Elizabeth: There were some wounded among the prisoners?
Alexander: The factory contained a military field hospital within itself. From there we extracted 300 wounded. Of which 90 are not ambulatory. Our soldiers provided the stretchers to carry them out. Our doctors were very cautious when examining them, they didn’t know if some desperado might be hiding a grenade or something, to blow up himself and others. Fortunately, everything went smoothly. The DPR Spetznaz are very professionally prepared for this sort of thing. They have quite a lot of experience processing POWs from soup to nuts: starting with the negotiations and ending with the transport. Currently all these POWs are awaiting their turn to be placed into penitentiaries.
Elizabeth: How did the soldiers treat the prisoners?
Alexander: Nobody was tied up or had handcuffs put on. Nobody made fun of them or asked them a lot of questions. People were just given a quick look-over, and if they didn’t need any medical attention, they were just put into cars and sent on to the next reception point.
Elizabeth: Are the [Ukrainian] marines worried about how they will be treated while in captivity?

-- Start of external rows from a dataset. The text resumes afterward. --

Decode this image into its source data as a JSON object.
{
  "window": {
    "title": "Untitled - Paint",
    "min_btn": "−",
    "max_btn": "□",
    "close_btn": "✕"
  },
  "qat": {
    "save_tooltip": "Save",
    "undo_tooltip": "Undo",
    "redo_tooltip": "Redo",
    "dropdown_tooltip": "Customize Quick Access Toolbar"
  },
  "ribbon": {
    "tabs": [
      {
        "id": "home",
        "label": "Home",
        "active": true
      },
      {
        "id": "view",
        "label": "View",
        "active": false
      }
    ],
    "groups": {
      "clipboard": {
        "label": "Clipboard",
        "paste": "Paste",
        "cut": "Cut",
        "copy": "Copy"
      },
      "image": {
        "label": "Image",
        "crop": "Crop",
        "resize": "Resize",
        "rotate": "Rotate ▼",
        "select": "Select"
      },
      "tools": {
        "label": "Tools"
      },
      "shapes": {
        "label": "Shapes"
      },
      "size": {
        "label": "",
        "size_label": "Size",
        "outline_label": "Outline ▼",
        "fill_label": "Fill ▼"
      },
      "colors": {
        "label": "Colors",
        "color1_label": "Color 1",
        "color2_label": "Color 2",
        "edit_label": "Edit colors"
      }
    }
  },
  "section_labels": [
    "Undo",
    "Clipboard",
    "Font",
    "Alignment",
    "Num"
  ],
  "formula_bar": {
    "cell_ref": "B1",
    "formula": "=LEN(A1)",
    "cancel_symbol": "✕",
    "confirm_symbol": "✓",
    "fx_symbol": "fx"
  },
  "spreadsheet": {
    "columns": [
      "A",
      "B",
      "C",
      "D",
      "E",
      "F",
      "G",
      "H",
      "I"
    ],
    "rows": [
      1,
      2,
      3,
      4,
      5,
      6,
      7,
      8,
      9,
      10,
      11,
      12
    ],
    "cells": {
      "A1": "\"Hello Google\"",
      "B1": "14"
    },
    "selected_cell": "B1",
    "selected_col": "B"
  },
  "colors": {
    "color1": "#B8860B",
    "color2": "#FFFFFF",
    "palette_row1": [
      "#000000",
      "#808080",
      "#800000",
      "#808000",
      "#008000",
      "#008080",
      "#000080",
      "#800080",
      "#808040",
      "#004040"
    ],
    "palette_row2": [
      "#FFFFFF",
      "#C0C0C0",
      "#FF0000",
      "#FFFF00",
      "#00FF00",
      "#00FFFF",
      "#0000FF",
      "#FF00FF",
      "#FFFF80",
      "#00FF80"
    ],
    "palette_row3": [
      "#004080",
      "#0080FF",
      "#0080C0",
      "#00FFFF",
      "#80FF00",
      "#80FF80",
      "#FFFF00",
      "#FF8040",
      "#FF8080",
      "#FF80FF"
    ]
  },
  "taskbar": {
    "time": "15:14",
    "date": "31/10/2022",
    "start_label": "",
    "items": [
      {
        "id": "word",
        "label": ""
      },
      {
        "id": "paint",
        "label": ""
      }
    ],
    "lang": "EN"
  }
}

Alexander: Yes, they [have expressed concern] that they will be mistreated or have to spend too much time in captivity. They are worried about revenge, or being tortured by DPR, and also worried that they will be charged with crimes. However, it was explained to them that nobody was going to kill them, or torture them, that eventually they will be exchanged or just sent home. Notwithstanding the criminality of the ideas, for which they fought. they are still soldiers all the same, who were just following the orders that their commanders gave them. If it should be proved that one of them committed war crimes, then of course there will be a price to pay for that. The state formation of the DPR — this is not a horde and not a criminal gang, this is a real government, which operates on the basis of the law. And operates very strictly.
[translation of interview to be continued tomorrow]